*Task details*. Find the string "tooltip" in the entries and copy each line that has it.

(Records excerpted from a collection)
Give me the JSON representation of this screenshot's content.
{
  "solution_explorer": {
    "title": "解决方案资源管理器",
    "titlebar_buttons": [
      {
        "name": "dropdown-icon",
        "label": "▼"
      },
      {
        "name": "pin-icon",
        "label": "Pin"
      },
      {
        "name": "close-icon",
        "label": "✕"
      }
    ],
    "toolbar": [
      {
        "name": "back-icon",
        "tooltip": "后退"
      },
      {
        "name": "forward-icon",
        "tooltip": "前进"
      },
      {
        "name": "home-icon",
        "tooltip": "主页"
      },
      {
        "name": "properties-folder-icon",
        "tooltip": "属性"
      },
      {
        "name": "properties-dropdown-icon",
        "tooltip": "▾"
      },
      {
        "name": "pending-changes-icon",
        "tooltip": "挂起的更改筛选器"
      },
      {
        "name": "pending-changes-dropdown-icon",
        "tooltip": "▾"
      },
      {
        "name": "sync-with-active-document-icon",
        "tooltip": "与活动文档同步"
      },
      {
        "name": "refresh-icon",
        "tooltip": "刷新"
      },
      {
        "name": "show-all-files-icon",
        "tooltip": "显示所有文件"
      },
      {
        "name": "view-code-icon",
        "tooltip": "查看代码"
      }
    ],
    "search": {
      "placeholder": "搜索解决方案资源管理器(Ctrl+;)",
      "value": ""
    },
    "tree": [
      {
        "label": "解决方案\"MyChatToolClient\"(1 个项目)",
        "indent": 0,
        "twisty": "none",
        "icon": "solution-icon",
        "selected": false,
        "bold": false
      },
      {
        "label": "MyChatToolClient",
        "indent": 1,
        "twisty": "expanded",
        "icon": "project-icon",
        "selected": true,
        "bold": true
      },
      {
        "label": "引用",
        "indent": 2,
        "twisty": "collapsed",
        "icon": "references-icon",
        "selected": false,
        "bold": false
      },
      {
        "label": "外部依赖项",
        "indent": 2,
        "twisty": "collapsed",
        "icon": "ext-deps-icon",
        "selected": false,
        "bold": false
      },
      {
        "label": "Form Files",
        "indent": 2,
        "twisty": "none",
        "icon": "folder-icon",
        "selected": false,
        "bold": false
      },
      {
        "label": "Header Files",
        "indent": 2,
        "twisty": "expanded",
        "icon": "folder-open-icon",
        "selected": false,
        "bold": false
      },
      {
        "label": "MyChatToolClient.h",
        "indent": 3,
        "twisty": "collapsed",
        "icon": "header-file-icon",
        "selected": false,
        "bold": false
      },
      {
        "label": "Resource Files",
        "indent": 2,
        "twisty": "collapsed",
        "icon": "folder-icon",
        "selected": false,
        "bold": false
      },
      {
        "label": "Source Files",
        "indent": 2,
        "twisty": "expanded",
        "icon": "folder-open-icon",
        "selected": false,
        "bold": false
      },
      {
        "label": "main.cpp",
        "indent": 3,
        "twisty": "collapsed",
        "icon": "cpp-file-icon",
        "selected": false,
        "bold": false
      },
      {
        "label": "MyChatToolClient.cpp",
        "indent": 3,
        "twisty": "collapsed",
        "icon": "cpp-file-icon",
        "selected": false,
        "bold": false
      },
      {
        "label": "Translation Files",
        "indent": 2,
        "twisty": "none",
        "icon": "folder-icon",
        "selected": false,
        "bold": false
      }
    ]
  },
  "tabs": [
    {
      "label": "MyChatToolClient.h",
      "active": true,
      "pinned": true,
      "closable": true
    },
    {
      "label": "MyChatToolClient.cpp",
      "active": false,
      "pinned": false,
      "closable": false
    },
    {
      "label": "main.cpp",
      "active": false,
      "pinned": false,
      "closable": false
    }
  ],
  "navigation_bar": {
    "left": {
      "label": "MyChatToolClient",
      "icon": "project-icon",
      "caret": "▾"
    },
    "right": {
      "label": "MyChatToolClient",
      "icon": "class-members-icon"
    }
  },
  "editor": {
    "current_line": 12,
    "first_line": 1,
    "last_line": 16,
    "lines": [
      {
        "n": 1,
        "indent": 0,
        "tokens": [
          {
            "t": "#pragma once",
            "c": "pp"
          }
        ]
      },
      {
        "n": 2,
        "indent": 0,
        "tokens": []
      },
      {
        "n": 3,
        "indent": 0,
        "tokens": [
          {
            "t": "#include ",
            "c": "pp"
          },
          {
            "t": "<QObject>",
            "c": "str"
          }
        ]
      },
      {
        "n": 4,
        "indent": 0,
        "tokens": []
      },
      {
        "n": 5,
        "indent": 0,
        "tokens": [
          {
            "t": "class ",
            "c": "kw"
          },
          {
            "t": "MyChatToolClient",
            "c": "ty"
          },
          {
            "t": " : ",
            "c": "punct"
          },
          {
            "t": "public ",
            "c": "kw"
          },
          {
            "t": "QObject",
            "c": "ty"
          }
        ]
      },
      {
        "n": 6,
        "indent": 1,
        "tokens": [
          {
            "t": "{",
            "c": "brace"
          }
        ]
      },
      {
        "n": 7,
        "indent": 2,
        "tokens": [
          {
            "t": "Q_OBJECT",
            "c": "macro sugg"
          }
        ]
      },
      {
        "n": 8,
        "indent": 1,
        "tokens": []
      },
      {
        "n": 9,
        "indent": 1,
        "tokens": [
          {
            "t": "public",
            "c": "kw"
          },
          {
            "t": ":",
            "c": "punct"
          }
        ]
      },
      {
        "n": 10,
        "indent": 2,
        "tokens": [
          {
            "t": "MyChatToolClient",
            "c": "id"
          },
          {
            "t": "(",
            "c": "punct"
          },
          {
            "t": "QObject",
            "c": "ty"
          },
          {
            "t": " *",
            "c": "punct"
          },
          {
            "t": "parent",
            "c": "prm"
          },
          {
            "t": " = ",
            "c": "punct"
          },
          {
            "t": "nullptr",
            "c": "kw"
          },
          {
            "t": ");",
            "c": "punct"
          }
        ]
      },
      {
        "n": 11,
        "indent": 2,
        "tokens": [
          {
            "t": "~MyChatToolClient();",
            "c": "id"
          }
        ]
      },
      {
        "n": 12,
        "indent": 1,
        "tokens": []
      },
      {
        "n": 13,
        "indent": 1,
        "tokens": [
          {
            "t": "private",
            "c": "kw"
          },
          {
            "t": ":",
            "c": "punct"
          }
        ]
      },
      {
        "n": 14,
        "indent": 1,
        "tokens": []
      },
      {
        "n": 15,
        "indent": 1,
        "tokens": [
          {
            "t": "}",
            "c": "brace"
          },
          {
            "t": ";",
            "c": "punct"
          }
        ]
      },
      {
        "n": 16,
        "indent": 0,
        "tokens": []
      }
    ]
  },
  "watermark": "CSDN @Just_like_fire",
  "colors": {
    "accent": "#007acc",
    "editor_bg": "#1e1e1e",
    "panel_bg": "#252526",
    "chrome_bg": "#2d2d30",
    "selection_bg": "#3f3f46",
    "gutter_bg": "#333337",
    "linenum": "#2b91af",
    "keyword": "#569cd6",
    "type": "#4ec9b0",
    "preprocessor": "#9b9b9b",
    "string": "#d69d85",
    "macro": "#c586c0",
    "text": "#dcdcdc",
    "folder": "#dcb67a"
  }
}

*Answer*.
        "tooltip": "后退"
        "tooltip": "前进"
        "tooltip": "主页"
        "tooltip": "属性"
        "tooltip": "▾"
        "tooltip": "挂起的更改筛选器"
        "tooltip": "▾"
        "tooltip": "与活动文档同步"
        "tooltip": "刷新"
        "tooltip": "显示所有文件"
        "tooltip": "查看代码"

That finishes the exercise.